YOUR INSTRUCTIONS: What lines in the records include the string "JSON"? Return each one.

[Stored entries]
____________________
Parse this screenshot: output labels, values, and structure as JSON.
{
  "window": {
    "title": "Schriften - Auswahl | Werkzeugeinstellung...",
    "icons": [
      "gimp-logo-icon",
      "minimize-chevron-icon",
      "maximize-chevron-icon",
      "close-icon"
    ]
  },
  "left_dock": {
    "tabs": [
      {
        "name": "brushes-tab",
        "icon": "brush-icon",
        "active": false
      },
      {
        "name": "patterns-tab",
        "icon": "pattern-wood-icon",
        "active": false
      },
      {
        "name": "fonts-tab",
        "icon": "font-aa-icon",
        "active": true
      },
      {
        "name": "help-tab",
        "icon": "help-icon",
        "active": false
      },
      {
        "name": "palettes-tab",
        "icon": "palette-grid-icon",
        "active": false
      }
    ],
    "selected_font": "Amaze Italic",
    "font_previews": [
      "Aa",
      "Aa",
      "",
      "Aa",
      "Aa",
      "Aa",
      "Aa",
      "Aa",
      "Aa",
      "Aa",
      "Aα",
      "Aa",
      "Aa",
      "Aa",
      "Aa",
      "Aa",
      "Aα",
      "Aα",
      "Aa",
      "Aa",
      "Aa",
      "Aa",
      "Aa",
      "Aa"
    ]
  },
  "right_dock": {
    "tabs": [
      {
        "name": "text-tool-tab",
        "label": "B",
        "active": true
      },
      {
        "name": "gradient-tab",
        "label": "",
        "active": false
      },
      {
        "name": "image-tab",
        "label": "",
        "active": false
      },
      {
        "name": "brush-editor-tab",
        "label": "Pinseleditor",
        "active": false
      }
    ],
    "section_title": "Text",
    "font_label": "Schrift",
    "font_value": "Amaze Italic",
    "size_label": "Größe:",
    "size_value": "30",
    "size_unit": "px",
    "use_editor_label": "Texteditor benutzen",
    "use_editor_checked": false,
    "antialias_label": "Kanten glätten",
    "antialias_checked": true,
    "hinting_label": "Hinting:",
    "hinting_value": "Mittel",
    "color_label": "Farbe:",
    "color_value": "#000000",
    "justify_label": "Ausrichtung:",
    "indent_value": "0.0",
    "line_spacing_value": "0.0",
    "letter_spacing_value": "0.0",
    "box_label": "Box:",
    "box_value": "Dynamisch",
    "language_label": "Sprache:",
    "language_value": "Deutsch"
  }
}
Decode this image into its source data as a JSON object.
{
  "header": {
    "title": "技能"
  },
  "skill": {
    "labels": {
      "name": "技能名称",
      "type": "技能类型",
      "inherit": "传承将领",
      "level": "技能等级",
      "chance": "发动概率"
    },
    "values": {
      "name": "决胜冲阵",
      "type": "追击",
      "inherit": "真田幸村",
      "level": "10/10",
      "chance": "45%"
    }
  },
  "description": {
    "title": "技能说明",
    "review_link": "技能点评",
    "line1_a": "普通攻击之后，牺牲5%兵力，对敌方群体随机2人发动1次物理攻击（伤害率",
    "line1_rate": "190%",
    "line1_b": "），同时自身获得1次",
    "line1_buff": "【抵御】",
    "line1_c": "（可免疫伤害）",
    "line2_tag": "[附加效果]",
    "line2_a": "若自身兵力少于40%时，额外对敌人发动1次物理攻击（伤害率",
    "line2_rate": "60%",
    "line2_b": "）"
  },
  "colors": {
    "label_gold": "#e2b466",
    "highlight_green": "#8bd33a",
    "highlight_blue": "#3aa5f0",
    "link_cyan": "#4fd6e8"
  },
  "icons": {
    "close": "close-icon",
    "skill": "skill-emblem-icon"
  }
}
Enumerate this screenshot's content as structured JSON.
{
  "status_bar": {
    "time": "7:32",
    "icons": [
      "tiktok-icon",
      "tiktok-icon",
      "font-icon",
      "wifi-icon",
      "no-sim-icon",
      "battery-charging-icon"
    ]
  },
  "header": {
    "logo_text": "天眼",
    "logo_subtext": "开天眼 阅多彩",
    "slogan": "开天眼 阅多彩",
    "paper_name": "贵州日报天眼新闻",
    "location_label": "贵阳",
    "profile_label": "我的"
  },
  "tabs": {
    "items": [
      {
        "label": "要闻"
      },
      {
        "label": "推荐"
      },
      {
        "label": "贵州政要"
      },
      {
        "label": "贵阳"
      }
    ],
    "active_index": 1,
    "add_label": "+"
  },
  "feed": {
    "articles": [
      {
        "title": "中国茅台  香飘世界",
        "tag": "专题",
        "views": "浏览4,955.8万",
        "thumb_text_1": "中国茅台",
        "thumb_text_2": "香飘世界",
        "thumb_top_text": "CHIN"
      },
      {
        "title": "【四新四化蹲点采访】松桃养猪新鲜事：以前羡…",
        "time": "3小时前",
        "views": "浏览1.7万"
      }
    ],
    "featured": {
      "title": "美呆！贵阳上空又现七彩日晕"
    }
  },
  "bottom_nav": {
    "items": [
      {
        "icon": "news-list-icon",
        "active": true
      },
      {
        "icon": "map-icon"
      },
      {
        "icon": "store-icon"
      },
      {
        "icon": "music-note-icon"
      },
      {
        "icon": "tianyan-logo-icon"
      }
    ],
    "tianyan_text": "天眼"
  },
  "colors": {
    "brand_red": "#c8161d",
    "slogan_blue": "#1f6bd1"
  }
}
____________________
SOLUTION TO THIS PROBLEM:
Parse this screenshot: output labels, values, and structure as JSON.
Decode this image into its source data as a JSON object.
Enumerate this screenshot's content as structured JSON.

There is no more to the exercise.